Monday, December 29, 2008
things I love
I post a lot about the hard stuff at work. The stuff that breaks my heart. The stuff that hurts. The stuff that makes me wonder about society and the world I live in. And that stuff is very real. What's also very real is all the good stuff. The great stuff. The stuff that makes me come back day after day (because it's certainly not the money...)
I love the clients I work with. They are an amazing group of people and despite the fact that they are homeless and living on the fringes of society they give me huge hope for the future of humanity and faith in the resiliency of the spirit (and the body for that matter). While some of the people I work with are very down and very unhappy with their circumstances, some of them are the happiest people I know. People who are genuinely fun to be around and have the kind of smiles that just make you want to smile along too.
Ed is an older gentleman, definitely a senior citizen and has been living on the streets for a very long time. I almost never call him Eddy the way most of the staff do. To me he is always Mr. Johnson. I'm not sure how that started, maybe because he's older or maybe it was a joke and he really seemed to like it, i don't remember anymore. Mr. Johnson always has a smile for me and when I have time to sit down with him he always has something to say. Once, he was explaining to me that he always carries food with him and he pulled from inside his jacket an entire package of bacon and exclaimed "I eat it raw!"
Then there's Frank. Frank spends most of his time drunk, or at least a bit tipsy, and yet he almost always manages to stay sober enough to function. He used to have a hat that said "drunk man walking" and it was the most appropriate thing! Frank always has a grin for me, and when he's standing or sitting, a handshake (i see him lying down in the shelter a lot). Frank has the distinction of being the only client to have ever kissed me. I was shaking his hand one day when he pulled it to his mouth and kissed it, to which I replied "no kisses Frank" and I remind him of this often when I think he's going to try again. I think he's about 40, but it's hard to know.
Greg is a very quiet man, but when I've had the opportunity to sit and talk with him I've been able to learn a lot about him. He's a traveler, and has been all over Canada, but stays here to look after his sister, who he is always losing (they get drunk and separated most often, or so it seems). His sister has facial features which suggest FASD and it seems likely he looked after her when they were children as well. The one thing about Greg, a happy go lucky sort of guy, to be careful about, is waking him up. Both the police and I have made that mistake. He once almost got arrested for assaulting a police officer when they woke him up while he was sleeping on a park bench and he took a swing at them. He'll utter strings of profanities and insults if his sleep his disturbed. Then, once awake, he comes over and apologizes quite sincerly.
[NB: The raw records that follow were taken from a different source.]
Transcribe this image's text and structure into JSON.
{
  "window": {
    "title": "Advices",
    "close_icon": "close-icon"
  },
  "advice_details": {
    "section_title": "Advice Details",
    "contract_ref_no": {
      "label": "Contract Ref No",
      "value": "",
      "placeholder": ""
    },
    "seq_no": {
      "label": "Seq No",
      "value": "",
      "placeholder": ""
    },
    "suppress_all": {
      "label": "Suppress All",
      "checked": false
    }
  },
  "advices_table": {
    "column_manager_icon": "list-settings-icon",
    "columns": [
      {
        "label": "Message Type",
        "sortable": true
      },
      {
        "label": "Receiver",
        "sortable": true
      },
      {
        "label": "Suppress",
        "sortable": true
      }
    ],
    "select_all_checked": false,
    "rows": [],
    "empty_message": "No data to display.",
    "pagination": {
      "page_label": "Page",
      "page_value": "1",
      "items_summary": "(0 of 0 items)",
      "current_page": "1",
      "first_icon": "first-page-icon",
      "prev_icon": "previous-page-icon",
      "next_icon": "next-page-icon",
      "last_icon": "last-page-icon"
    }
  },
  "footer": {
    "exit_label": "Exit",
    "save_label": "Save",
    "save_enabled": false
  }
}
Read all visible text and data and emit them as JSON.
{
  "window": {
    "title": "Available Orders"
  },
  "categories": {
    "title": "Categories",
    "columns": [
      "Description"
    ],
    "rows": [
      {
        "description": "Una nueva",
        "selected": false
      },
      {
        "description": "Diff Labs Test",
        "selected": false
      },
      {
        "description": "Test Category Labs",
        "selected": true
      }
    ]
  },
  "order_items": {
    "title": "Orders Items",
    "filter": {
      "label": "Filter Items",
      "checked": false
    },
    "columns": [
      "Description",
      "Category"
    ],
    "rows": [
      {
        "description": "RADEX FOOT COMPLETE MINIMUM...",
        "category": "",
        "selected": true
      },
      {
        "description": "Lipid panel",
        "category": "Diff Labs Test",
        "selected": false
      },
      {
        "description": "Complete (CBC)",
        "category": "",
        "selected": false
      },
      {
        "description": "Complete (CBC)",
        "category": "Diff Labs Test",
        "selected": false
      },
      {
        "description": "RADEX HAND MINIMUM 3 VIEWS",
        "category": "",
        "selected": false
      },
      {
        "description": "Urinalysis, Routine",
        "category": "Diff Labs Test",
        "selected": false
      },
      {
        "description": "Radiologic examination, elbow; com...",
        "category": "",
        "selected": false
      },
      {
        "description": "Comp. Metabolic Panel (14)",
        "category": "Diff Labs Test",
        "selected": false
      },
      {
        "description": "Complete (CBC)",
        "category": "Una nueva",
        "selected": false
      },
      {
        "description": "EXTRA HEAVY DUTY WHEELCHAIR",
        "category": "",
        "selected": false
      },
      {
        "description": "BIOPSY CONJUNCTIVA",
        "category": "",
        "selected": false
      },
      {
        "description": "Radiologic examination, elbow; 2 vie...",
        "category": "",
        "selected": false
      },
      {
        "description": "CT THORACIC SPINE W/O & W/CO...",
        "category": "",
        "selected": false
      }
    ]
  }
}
People like these are the people who make my job worth doing. If everyone I worked with threatened to kill me and gave me huge guilt trips I'm pretty sure I couldn't do what I do. It's the balance that makes it do able. I balance I've so far been able to find.